Under this bill, any rule, precept, instruction, or edict arising directly from the extant rulings of any of the authoritative schools of Islamic jurisprudence of Hanafi, Maliki, Shafi'i, Hanbali, Ja'afariya, or Salafi, as those terms are used by sharia adherents, is prima facie sharia without any further evidentiary showing.

In other words, the overwhelming majority of mainstream, traditional Muslims (both Sunni and Shia) are going to be lumped together with any Muslims who are trying to destroy "the national existence of the United States" without any specific evidence of violent or criminal behavior.

The bill then goes on to criminalize "sharia organizations" (basically, any two Muslims) and makes it a felony to give such "groups" material support.

It would be hard for me to overstate just how stupid and ill-conceived I think this bill is. I would say that the bill is retarded if it weren't so insulting to retarded people.

- The bill is clearly a violation of the first amendment of the U.S. Constitution. What part of "Congress shall make no law respecting an establishment of religion, or prohibiting the free exercise thereof" don't they understand?

- Even if it wasn't such a literal violation of the bill of rights, trying to criminalize religious activity is anti-democratic.

- Even if non-Muslims are scared of having the shariah imposed on them without their consent, again, that pesky First Amendment already prevents that from happening making an anti-shariah bill unnecessary.

-The alleged reason for the anti-sharia bill is to protect US citizens from "homegrown" terrorism. But as the folks at Loonwatch have most ably pointed out, all terrorists are Muslims... except for the 94% that aren't. If we are really serious about protecting the homeland, then we need to look at the causes of violence regardless of what flag it may fly under. (I hope that the IRA supporting Rep. King is listening.)
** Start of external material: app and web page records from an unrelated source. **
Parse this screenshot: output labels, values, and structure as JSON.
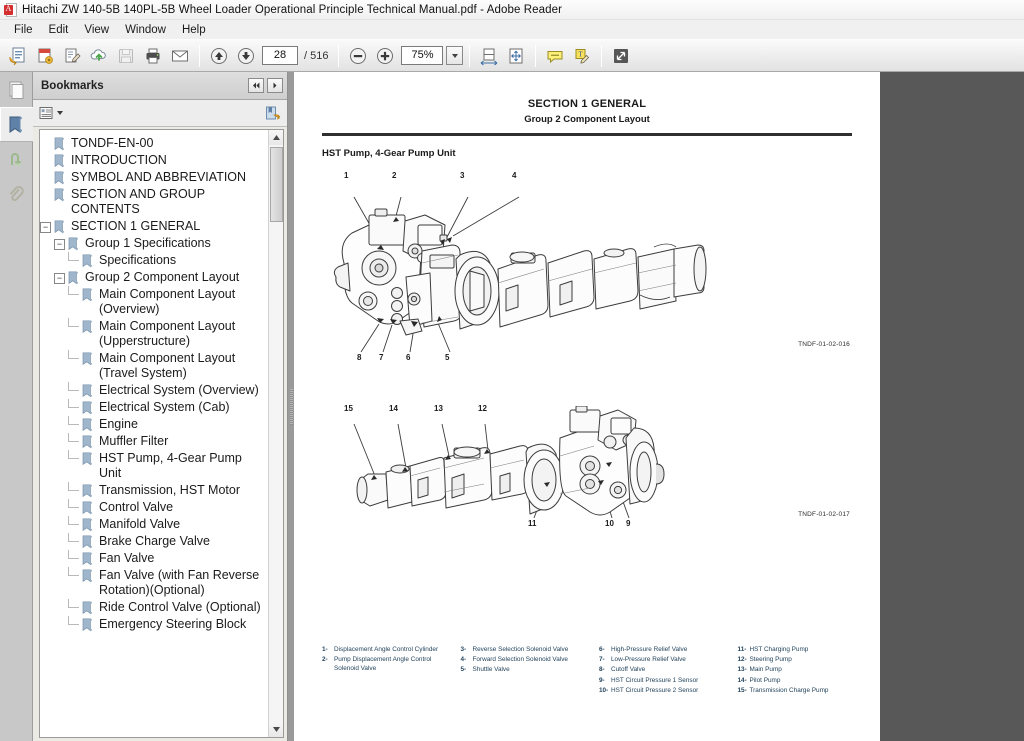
{
  "window": {
    "title": "Hitachi ZW 140-5B 140PL-5B Wheel Loader Operational Principle Technical Manual.pdf - Adobe Reader",
    "app_icon": "pdf-document-icon"
  },
  "menu": {
    "items": [
      "File",
      "Edit",
      "View",
      "Window",
      "Help"
    ]
  },
  "toolbar": {
    "buttons": [
      {
        "name": "open-file-icon",
        "label": "Open"
      },
      {
        "name": "create-pdf-icon",
        "label": "Create PDF"
      },
      {
        "name": "edit-pdf-icon",
        "label": "Edit PDF"
      },
      {
        "name": "cloud-upload-icon",
        "label": "Save to Cloud"
      },
      {
        "name": "save-disk-icon",
        "label": "Save"
      },
      {
        "name": "print-icon",
        "label": "Print"
      },
      {
        "name": "email-icon",
        "label": "Email"
      }
    ],
    "page_up_icon": "arrow-up-circle-icon",
    "page_down_icon": "arrow-down-circle-icon",
    "current_page": "28",
    "page_total": "/ 516",
    "zoom_out_icon": "minus-circle-icon",
    "zoom_in_icon": "plus-circle-icon",
    "zoom_value": "75%",
    "zoom_dropdown_icon": "chevron-down-icon",
    "fit_width_icon": "fit-width-icon",
    "fit_page_icon": "fit-page-icon",
    "comment_icon": "sticky-note-icon",
    "highlight_icon": "highlight-text-icon",
    "fullscreen_icon": "fullscreen-icon"
  },
  "rail": {
    "items": [
      {
        "name": "page-thumbnails-icon",
        "label": "Page Thumbnails",
        "selected": false
      },
      {
        "name": "bookmarks-icon",
        "label": "Bookmarks",
        "selected": true
      },
      {
        "name": "signatures-icon",
        "label": "Signatures",
        "selected": false
      },
      {
        "name": "attachments-icon",
        "label": "Attachments",
        "selected": false
      }
    ]
  },
  "bookmarks_panel": {
    "title": "Bookmarks",
    "prev_icon": "nav-prev-icon",
    "next_icon": "nav-next-icon",
    "options_icon": "bookmark-options-icon",
    "options_caret_icon": "caret-down-icon",
    "new_bookmark_icon": "new-bookmark-icon",
    "scroll_up_icon": "scroll-up-arrow",
    "scroll_down_icon": "scroll-down-arrow",
    "items": [
      {
        "label": "TONDF-EN-00",
        "indent": 0,
        "expander": ""
      },
      {
        "label": "INTRODUCTION",
        "indent": 0,
        "expander": ""
      },
      {
        "label": "SYMBOL AND ABBREVIATION",
        "indent": 0,
        "expander": ""
      },
      {
        "label": "SECTION AND GROUP CONTENTS",
        "indent": 0,
        "expander": ""
      },
      {
        "label": "SECTION 1 GENERAL",
        "indent": 0,
        "expander": "−"
      },
      {
        "label": "Group 1 Specifications",
        "indent": 1,
        "expander": "−"
      },
      {
        "label": "Specifications",
        "indent": 2,
        "expander": ""
      },
      {
        "label": "Group 2 Component Layout",
        "indent": 1,
        "expander": "−"
      },
      {
        "label": "Main Component Layout (Overview)",
        "indent": 2,
        "expander": ""
      },
      {
        "label": "Main Component Layout (Upperstructure)",
        "indent": 2,
        "expander": ""
      },
      {
        "label": "Main Component Layout (Travel System)",
        "indent": 2,
        "expander": ""
      },
      {
        "label": "Electrical System (Overview)",
        "indent": 2,
        "expander": ""
      },
      {
        "label": "Electrical System (Cab)",
        "indent": 2,
        "expander": ""
      },
      {
        "label": "Engine",
        "indent": 2,
        "expander": ""
      },
      {
        "label": "Muffler Filter",
        "indent": 2,
        "expander": ""
      },
      {
        "label": "HST Pump, 4-Gear Pump Unit",
        "indent": 2,
        "expander": ""
      },
      {
        "label": "Transmission, HST Motor",
        "indent": 2,
        "expander": ""
      },
      {
        "label": "Control Valve",
        "indent": 2,
        "expander": ""
      },
      {
        "label": "Manifold Valve",
        "indent": 2,
        "expander": ""
      },
      {
        "label": "Brake Charge Valve",
        "indent": 2,
        "expander": ""
      },
      {
        "label": "Fan Valve",
        "indent": 2,
        "expander": ""
      },
      {
        "label": "Fan Valve (with Fan Reverse Rotation)(Optional)",
        "indent": 2,
        "expander": ""
      },
      {
        "label": "Ride Control Valve (Optional)",
        "indent": 2,
        "expander": ""
      },
      {
        "label": "Emergency Steering Block",
        "indent": 2,
        "expander": ""
      }
    ]
  },
  "document": {
    "section_title": "SECTION 1 GENERAL",
    "group_title": "Group 2 Component Layout",
    "heading": "HST Pump, 4-Gear Pump Unit",
    "figure_1": {
      "code": "TNDF-01-02-016",
      "callouts": [
        "1",
        "2",
        "3",
        "4",
        "5",
        "6",
        "7",
        "8"
      ]
    },
    "figure_2": {
      "code": "TNDF-01-02-017",
      "callouts": [
        "9",
        "10",
        "11",
        "12",
        "13",
        "14",
        "15"
      ]
    },
    "legend_columns": [
      [
        {
          "num": "1-",
          "text": "Displacement Angle Control Cylinder"
        },
        {
          "num": "2-",
          "text": "Pump Displacement Angle Control Solenoid Valve"
        }
      ],
      [
        {
          "num": "3-",
          "text": "Reverse Selection Solenoid Valve"
        },
        {
          "num": "4-",
          "text": "Forward Selection Solenoid Valve"
        },
        {
          "num": "5-",
          "text": "Shuttle Valve"
        }
      ],
      [
        {
          "num": "6-",
          "text": "High-Pressure Relief Valve"
        },
        {
          "num": "7-",
          "text": "Low-Pressure Relief Valve"
        },
        {
          "num": "8-",
          "text": "Cutoff Valve"
        },
        {
          "num": "9-",
          "text": "HST Circuit Pressure 1 Sensor"
        },
        {
          "num": "10-",
          "text": "HST Circuit Pressure 2 Sensor"
        }
      ],
      [
        {
          "num": "11-",
          "text": "HST Charging Pump"
        },
        {
          "num": "12-",
          "text": "Steering Pump"
        },
        {
          "num": "13-",
          "text": "Main Pump"
        },
        {
          "num": "14-",
          "text": "Pilot Pump"
        },
        {
          "num": "15-",
          "text": "Transmission Charge Pump"
        }
      ]
    ]
  },
  "colors": {
    "title_bar": "#f4f4f4",
    "toolbar": "#ededed",
    "viewer_background": "#585858",
    "page": "#ffffff",
    "legend_text": "#24445c",
    "bookmark_icon": "#9fb6cc"
  }
}
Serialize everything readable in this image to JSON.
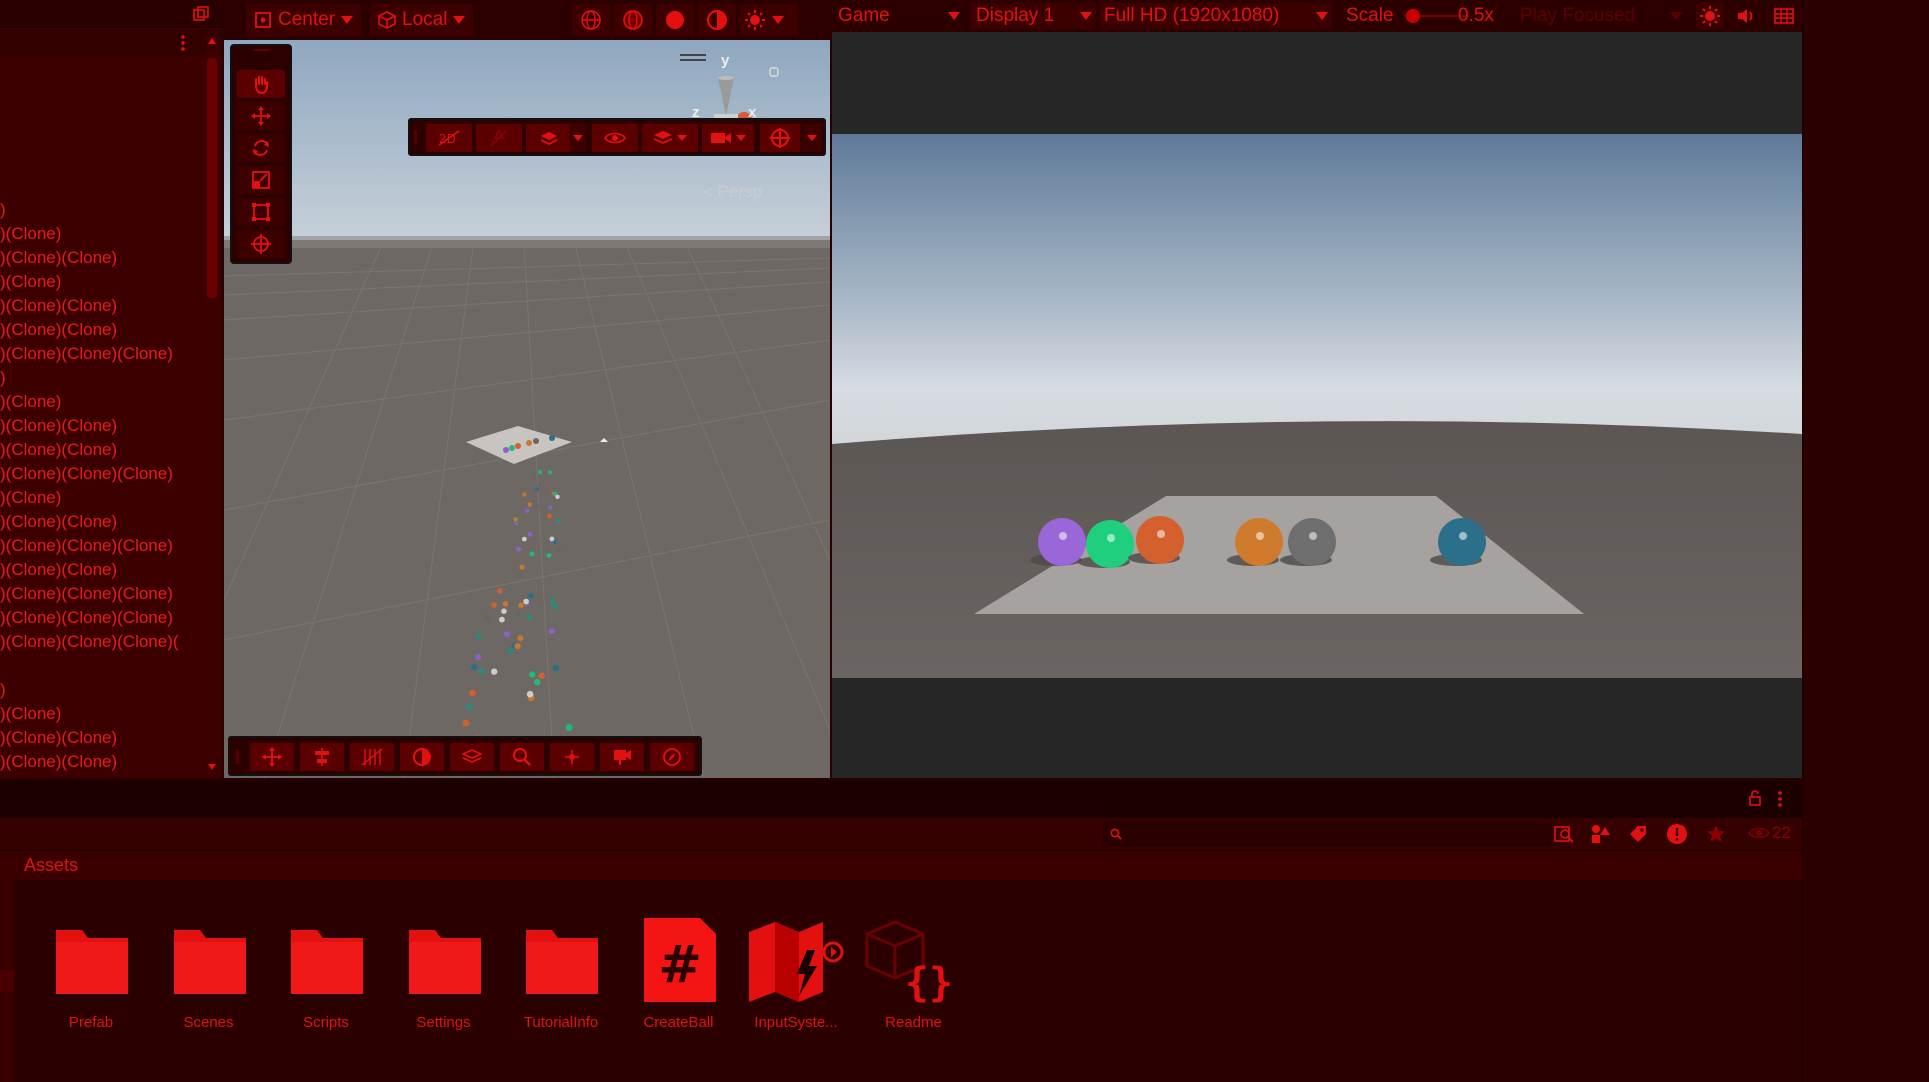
{
  "scene_toolbar": {
    "pivot_label": "Center",
    "space_label": "Local"
  },
  "scene_view": {
    "camera_mode": "Persp",
    "gizmo_axes": {
      "y": "y",
      "z": "z",
      "x": "x"
    }
  },
  "hierarchy": {
    "items": [
      ")",
      ")(Clone)",
      ")(Clone)(Clone)",
      ")(Clone)",
      ")(Clone)(Clone)",
      ")(Clone)(Clone)",
      ")(Clone)(Clone)(Clone)",
      ")",
      ")(Clone)",
      ")(Clone)(Clone)",
      ")(Clone)(Clone)",
      ")(Clone)(Clone)(Clone)",
      ")(Clone)",
      ")(Clone)(Clone)",
      ")(Clone)(Clone)(Clone)",
      ")(Clone)(Clone)",
      ")(Clone)(Clone)(Clone)",
      ")(Clone)(Clone)(Clone)",
      ")(Clone)(Clone)(Clone)(",
      "",
      ")",
      ")(Clone)",
      ")(Clone)(Clone)",
      ")(Clone)(Clone)"
    ]
  },
  "game_toolbar": {
    "view_label": "Game",
    "display_label": "Display 1",
    "resolution_label": "Full HD (1920x1080)",
    "scale_label": "Scale",
    "scale_value": "0.5x",
    "play_mode_label": "Play Focused"
  },
  "game_view": {
    "spheres": [
      {
        "name": "purple",
        "color": "#9a67d8"
      },
      {
        "name": "green",
        "color": "#1fcf7e"
      },
      {
        "name": "orange",
        "color": "#d4602e"
      },
      {
        "name": "amber",
        "color": "#cf7a2c"
      },
      {
        "name": "gray",
        "color": "#6e6e6e"
      },
      {
        "name": "teal",
        "color": "#2b6f8a"
      }
    ]
  },
  "project": {
    "breadcrumb": "Assets",
    "visible_count": "22",
    "assets": [
      {
        "label": "Prefab",
        "icon": "folder-icon"
      },
      {
        "label": "Scenes",
        "icon": "folder-icon"
      },
      {
        "label": "Scripts",
        "icon": "folder-icon"
      },
      {
        "label": "Settings",
        "icon": "folder-icon"
      },
      {
        "label": "TutorialInfo",
        "icon": "folder-icon"
      },
      {
        "label": "CreateBall",
        "icon": "csharp-script-icon"
      },
      {
        "label": "InputSyste...",
        "icon": "input-actions-icon"
      },
      {
        "label": "Readme",
        "icon": "readme-asset-icon"
      }
    ]
  },
  "colors": {
    "accent": "#e31010",
    "panel": "#2a0000",
    "panel_light": "#3d0000"
  }
}
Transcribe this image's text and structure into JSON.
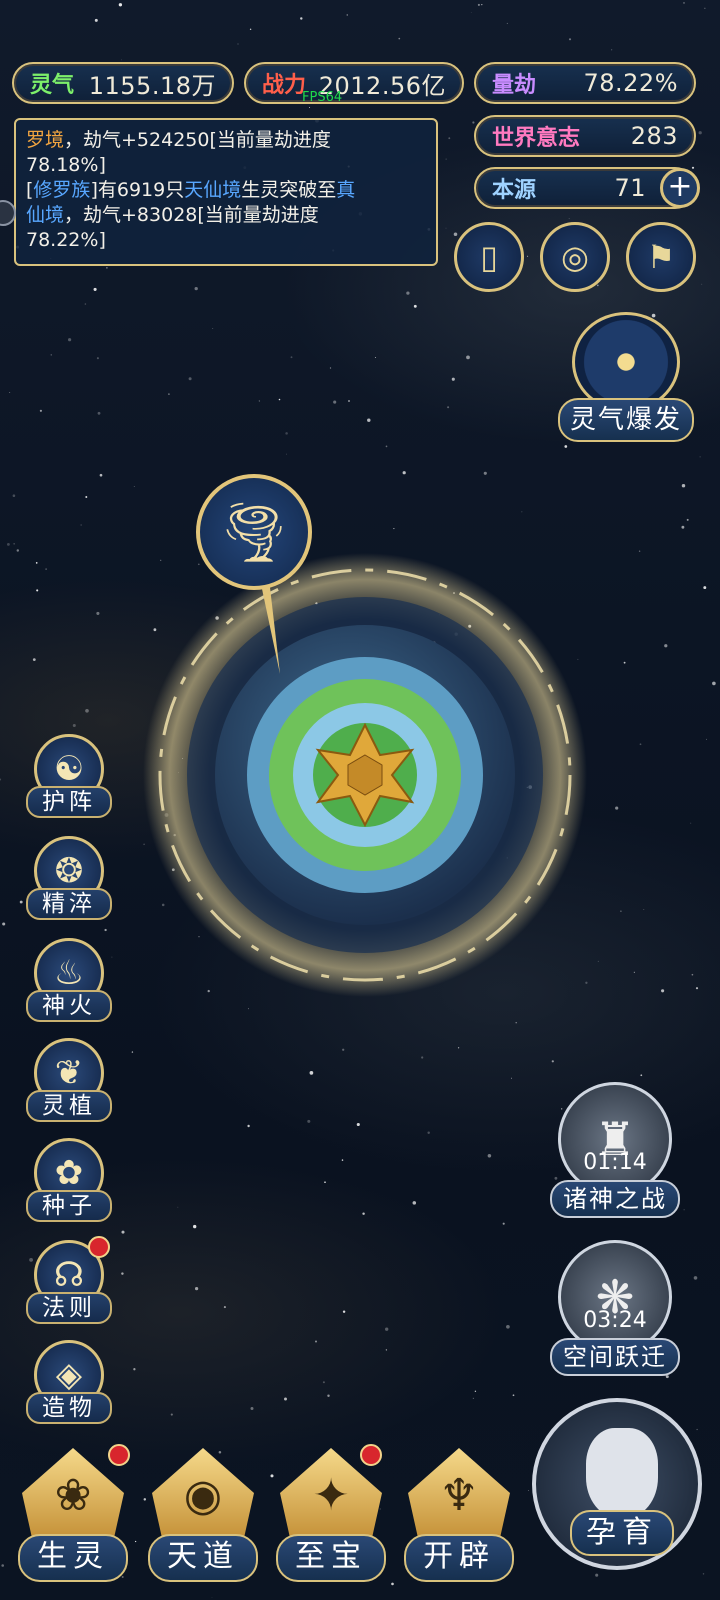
{
  "stats": {
    "lingqi": {
      "label": "灵气",
      "value": "1155.18万"
    },
    "zhanli": {
      "label": "战力",
      "value": "2012.56亿"
    },
    "liangjie": {
      "label": "量劫",
      "value": "78.22%"
    },
    "world_will": {
      "label": "世界意志",
      "value": "283"
    },
    "origin": {
      "label": "本源",
      "value": "71"
    }
  },
  "fps": "FPS64",
  "log": {
    "line1_a": "罗境",
    "line1_b": "，劫气+524250[当前量劫进度",
    "line1_c": "78.18%]",
    "line2_a": "[",
    "line2_b": "修罗族",
    "line2_c": "]有6919只",
    "line2_d": "天仙境",
    "line2_e": "生灵突破至",
    "line2_f": "真",
    "line2_g": "仙境",
    "line2_h": "，劫气+83028[当前量劫进度",
    "line2_i": "78.22%]"
  },
  "top_buttons": {
    "b1_icon": "▯",
    "b2_icon": "◎",
    "b3_icon": "⚑"
  },
  "burst": {
    "label": "灵气爆发"
  },
  "side_menu": [
    {
      "label": "护阵",
      "icon": "☯"
    },
    {
      "label": "精淬",
      "icon": "❂"
    },
    {
      "label": "神火",
      "icon": "♨"
    },
    {
      "label": "灵植",
      "icon": "❦"
    },
    {
      "label": "种子",
      "icon": "✿"
    },
    {
      "label": "法则",
      "icon": "☊"
    },
    {
      "label": "造物",
      "icon": "◈"
    }
  ],
  "timers": [
    {
      "label": "诸神之战",
      "time": "01:14",
      "icon": "♜"
    },
    {
      "label": "空间跃迁",
      "time": "03:24",
      "icon": "❋"
    }
  ],
  "bottom_menu": [
    {
      "label": "生灵",
      "icon": "❀"
    },
    {
      "label": "天道",
      "icon": "◉"
    },
    {
      "label": "至宝",
      "icon": "✦"
    },
    {
      "label": "开辟",
      "icon": "♆"
    }
  ],
  "nurture": {
    "label": "孕育"
  },
  "colors": {
    "gold": "#d9c27d",
    "panel": "#17304f",
    "badge": "#d8262d",
    "orange_text": "#f2a540",
    "blue_text": "#58a7ff",
    "fps": "#1fd94b"
  }
}
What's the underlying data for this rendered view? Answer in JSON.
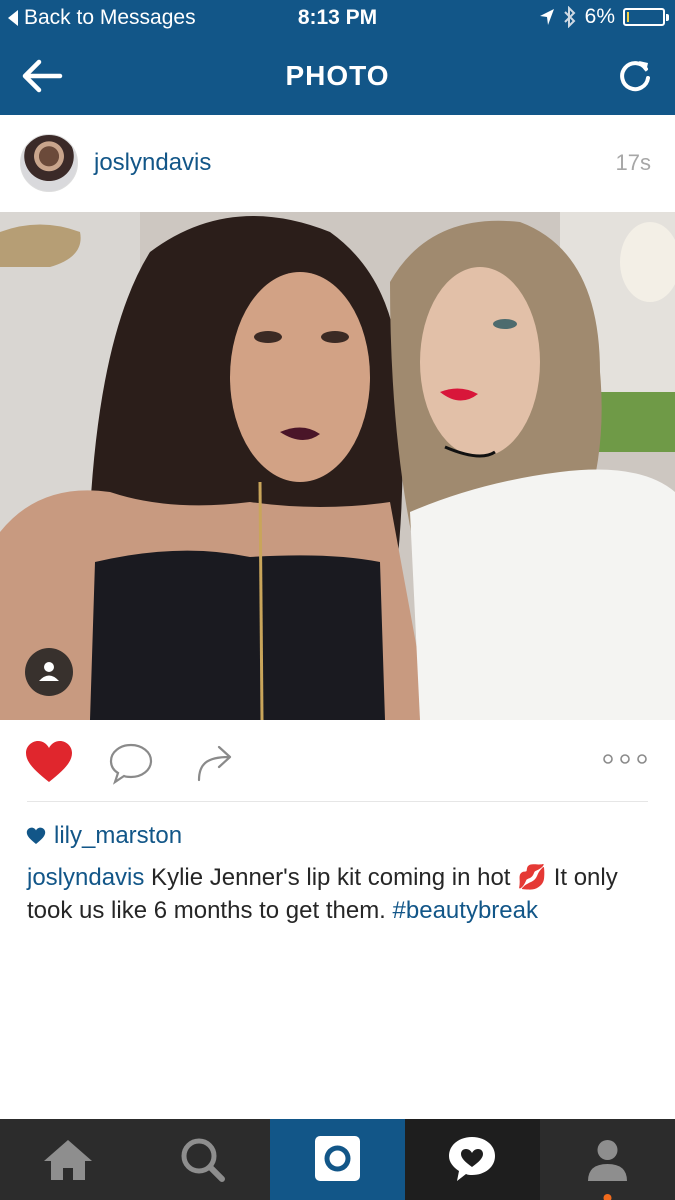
{
  "status": {
    "back_label": "Back to Messages",
    "time": "8:13 PM",
    "battery": "6%",
    "battery_level": 0.06
  },
  "nav": {
    "title": "PHOTO"
  },
  "post": {
    "username": "joslyndavis",
    "time_ago": "17s",
    "liked_by": "lily_marston",
    "caption_user": "joslyndavis",
    "caption_text": " Kylie Jenner's lip kit coming in hot 💋  It only took us like 6 months to get them. ",
    "caption_hashtag": "#beautybreak"
  },
  "colors": {
    "brand": "#125688",
    "like_red": "#e0262d",
    "tab_dark": "#2c2c2c"
  },
  "icons": {
    "back": "arrow-left-icon",
    "refresh": "refresh-icon",
    "like": "heart-icon",
    "comment": "comment-bubble-icon",
    "share": "share-arrow-icon",
    "more": "more-dots-icon",
    "tabs": [
      "home-icon",
      "search-icon",
      "camera-icon",
      "activity-heart-icon",
      "profile-icon"
    ]
  }
}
-A question: I wonder how many of these anti-sharia fear-mongers are Christians who are willing to use the government to impose their view on abortion, homosexuality, or US Middle Eastern policy on citizens who don't share their view. Just curious.

- Even if there was some honest (but ill-conceived) concern that Muslims would magically take over the country and adulterers would suddenly be stoned (with rocks) on the White House lawn or women would suddenly lose the right to drive to work (or drive... or work), there are more constructive ways to handle those issues without demonizing Muslims and conflicting with the First Amendment. By all means, strengthen laws against spousal abuse or other forms of domestic violence across the board. Pass the ERA. Strengthen the rights of criminals against cruel and unusual punishment. If you think "they" are the enemy the "defeat" them by being the best "you" that you know how to be.

Text of SB 1028
Summary of B 1028 from State Congressional Website
Loonwatch: Bill Would Make it Illegal to Be Muslim in Tennessee
The American Muslim: David Yerushalmi and (in)SANE
Huffington Post: Tennessee Considers Bill That Makes Following Shariah A Felony

Thursday, March 03, 2011


For those who don't keep in touch with comic books, Bruce Wayne apparently died for a while (but he's better now, it turns out he was just lost in time.) Dick Grayson, the original Robin, is the new Batman. Damien Wayne (Bruce Wayne's son) is the new Robin. And apparently the Batman symbol has become an international franchise (over 20 million whuppins served). In other words, not unlike how Ra's al-Ghul is the head of the League of Assassins, Bruce Wayne is the head of Batman Inc. and it turns out out that the French "Batman" is Bilal Asselah, an Algerian Sunni Muslim French citizen who goes by the name Nightrunner.